Frightening rumors kept vast audiences up all night listening to radio talk shows. There was this incredible thing about computers. They weren’t programmed to work beyond December 31, 1999. At the stroke of midnight, lights would go out all over the world; power plants would shut down; electrical appliances—from furnaces to toasters—would be useless. One of the most frightening Y2K (meaning “year 2000”) visions was that passenger and military aircraft all over the world would fall from the sky because their computers would shut down.
Thousands of stalwart individuals, determined that they and their families would survive Y2K, bought wood-burning stoves, kerosene lanterns, generators, and firearms. Millions of homes stocked up on canned goods, bottled water, and batteries.
Tabloid newspapers joined the radio and television talk shows in bombarding an already nervous population with prophecies of the coming apocalypse as elucidated by historians, scientists, theologians, Bible scholars, futurists, aboriginal seers from many cultures, psychic-sensitives from around the world, and UFO contactees channeling advice from outerspace intelligences. A 1997 Associated Press poll revealed that nearly 25 percent of adult Christians believed that Jesus would return on January 1, 2000, or soon thereafter to set in motion the terrible events prophesied in the books of Daniel, Ezekiel, and Revelation.
As the year 1999 progressed, Israel deported members of Concerned Christians, a cult that had come to Jerusalem to plan the battle of Armageddon that would launch the Second Coming of Christ. The founder of the group, Monte Kim Miller, believed that he was the final prophet on Earth before Jesus’s return. Miller had been told by God that he would be killed in Jerusalem’s streets in December 1999 but would rise from the dead in three days.
A former kibbutz worker named Jacob Hawkins changed his name to Yisrael and prophesied that the world would end if the laws of Yahweh were not universally followed. Yisrael soon had nearly three thousand followers who believed that he would announce the exact time of Jesus’s return—if Satan didn’t murder him first.
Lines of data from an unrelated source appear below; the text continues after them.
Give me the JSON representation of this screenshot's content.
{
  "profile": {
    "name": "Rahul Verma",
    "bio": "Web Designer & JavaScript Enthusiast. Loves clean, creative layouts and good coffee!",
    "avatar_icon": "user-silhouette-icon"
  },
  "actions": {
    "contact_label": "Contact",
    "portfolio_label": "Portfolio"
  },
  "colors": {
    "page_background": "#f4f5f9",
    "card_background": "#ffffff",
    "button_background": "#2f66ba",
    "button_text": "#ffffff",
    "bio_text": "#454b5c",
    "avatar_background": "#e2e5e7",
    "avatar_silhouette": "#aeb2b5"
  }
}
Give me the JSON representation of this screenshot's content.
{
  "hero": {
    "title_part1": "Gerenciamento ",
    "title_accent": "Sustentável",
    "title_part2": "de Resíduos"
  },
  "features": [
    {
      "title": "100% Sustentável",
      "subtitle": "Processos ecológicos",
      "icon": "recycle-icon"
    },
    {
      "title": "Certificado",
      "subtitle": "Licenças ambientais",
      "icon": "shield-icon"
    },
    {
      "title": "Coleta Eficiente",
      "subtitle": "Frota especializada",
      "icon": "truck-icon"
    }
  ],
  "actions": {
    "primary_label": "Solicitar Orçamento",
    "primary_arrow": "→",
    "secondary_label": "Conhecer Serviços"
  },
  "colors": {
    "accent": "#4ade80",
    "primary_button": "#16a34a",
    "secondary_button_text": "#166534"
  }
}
Sergei Torop was dismissed his position as sergeant with a Russian police unit when he began to have religious visions. Torop changed his name to Vissarion, revealed that he was Jesus returned and, with thousands of followers, began building a “City of the Sun” on Siberia’s Mount Sukhaya.
Fifty miles from Little Rock, Arkansas, a former Mennonite minister, Robert Millar, built Elohim City, a paramilitary fortress, in anticipation of the endtimes. Millar believed that a series of cataclysms would strike the United States soon after the year 2000 and cleanse the unworthy and wicked from the Earth.
As millions were stockpiling firewood, bottled water, canned goods, and other necessities to withstand the apocalypse, some worriers posed the question of whether the millennium would actually begin on January 1, 2000—or January 1, 2001.
Stephen Jay Gould, professor of zoology and geology at Harvard and an author of books about science, history, and philosophy, released his Questioning the Millennium: A Rationalist’s Guide to a Precisely Arbitrary Countdown in 1997. Gould discusses the human “fascination with numerical regularity” and notes that some philosophers have divided earthly history into a cycle of four based on the Four Empires in the apocalyptic chapters of the book of Daniel; others have advocated a fivefold division based on the five sequential political societies mentioned by Plato. “The millennium has been predicted and expected at almost any time, depending on the system in favor,” Gould writes. “Obviously, with Thomas Muentzer advocating 1525, William Miller 1844, Wovoka 1890, Chilembwe 1915, the year 1000 or 2000, and intervals of 1000 in general, could claim no special preference.”
When January 1, 2000, came without the world ending, and so did January 1, 2001, most of the world breathed a sigh of relief and smugly observed that the eternal clock is still ticking. Others pointed out that in the eternal scheme of things, what’s a five- or six-year delay when you’re dealing with a thousand or more?